‘Siege Mentality’ has the most potent mix of hardcore punk and Sabbath, with a frank awesome riff near the end, while ‘Safety Off’ find its riff and keeps it, varying slightly from the blueprint, but remains faithful to the groove. The title track is a serious rager, that breaks down into a crushing EHG-esque ending.

‘Dragging Down the Enforcer’ has been Outlaw Order’s only record, which is a shame because they bring a potent mix of sludge and a no frills punk attitude. It’s a record that feels dangerous (in fact the name Outlaw Order came from the fact that all the members were on probation when the band came together), far more so than the wretched, puking spawn of the Dirty South that EyeHateGod is. Its refreshing to hear that so many members of the same band can create a side project that SOUNDS like their day job, and yet isn’t simply a clone.

Well, after the Helvellyn demo I reviewed yesterday went live, I received word that there was at least another Cumbrian metal band that I should check out, Blind Spite. Being the person I am, I added it immediately to my long list of ‘shit to listen to’. But after seeing that the Helvellyn demo got me my biggest number of views on my blog since I started (23 motherfucker), and that local metal should be supported whenever possible, I decided that I’d jump them up the queue. Well done fellas, you’ve nipped in above the new Onslaught record and Apex Terror from Otargos. This better be good…

Fortunately, it is. ‘Dethrone the Earth’ is a blistering concoction of rumbling death metal and savage black metal fury. The opening track ‘Oblivion Embraced’ buzzes out of the gate with a very second wave Norwegian black metal riff before their crushing death metal influence comes into play. Vocally its back and forth between a belching, death metal low end and a vicious, black metal rasp. There’s something dissonant about the riffing, lending a unique quality to the music, almost like if Pestilence were black metal, and the expansive section just before the end of the song lets the listener breathe before the next wave hits them. ‘Epoch of Despondency’ has a deceptively ambient intro before another black/death battering occurs. Tracks like this remind me how good blackened death metal can be, when it becomes a sum of its parts rather than throwing black metal and death metal in a pot and hoping what comes out sounds good. Blind Spite have clearly honed their craft so that the monolithic crush of the middle section of ‘Epoch…’ feels right, rather than an extra idea thrown in.

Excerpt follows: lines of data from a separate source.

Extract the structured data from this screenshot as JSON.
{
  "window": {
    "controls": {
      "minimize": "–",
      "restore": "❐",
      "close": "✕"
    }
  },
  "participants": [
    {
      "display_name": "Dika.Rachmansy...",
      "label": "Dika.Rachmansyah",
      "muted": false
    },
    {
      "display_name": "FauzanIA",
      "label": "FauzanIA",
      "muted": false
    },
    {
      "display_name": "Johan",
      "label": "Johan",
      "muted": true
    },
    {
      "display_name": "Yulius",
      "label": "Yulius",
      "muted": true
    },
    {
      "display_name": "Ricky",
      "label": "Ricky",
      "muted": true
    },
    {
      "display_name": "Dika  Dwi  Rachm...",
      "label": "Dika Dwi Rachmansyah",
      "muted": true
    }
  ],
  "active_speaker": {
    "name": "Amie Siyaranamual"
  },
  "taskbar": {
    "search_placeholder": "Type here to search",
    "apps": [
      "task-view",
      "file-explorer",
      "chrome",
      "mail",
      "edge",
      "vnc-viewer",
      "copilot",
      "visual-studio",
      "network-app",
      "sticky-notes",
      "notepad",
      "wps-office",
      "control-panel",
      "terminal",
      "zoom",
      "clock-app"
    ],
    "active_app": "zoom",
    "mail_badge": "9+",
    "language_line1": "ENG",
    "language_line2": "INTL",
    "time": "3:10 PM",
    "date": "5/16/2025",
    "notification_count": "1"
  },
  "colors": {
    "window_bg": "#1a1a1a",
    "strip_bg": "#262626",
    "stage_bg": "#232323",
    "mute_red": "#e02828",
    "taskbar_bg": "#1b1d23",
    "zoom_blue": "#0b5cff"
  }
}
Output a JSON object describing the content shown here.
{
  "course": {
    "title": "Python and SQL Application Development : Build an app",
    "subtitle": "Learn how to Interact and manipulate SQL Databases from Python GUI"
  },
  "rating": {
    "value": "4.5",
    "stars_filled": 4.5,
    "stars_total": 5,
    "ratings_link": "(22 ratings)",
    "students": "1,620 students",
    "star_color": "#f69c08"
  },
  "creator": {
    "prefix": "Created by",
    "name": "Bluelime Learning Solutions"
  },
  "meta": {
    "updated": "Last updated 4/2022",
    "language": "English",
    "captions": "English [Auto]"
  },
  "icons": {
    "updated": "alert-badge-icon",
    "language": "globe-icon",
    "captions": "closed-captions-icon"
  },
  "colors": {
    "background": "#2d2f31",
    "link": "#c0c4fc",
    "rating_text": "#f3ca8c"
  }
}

The rest of the record follows with a similar level quality, from the raging blackened death maelstorm ‘This is Our Abomination’ through to the doomladen finale of ‘Dethrone the Earth’. It’s good to see a band experiment within death metal without becoming too technical and widdly, and keeping their black metal influence clear but not overbearing. I think these guys, with the right timing and record label, could be successful. They strike me as a band that could support someone like Behemoth or Belphegor and win some new fans. Let’s hope they can. I certainly will be picking up this CD when I get paid, and if you can afford a paltry £4 for some quality brutality, you should too.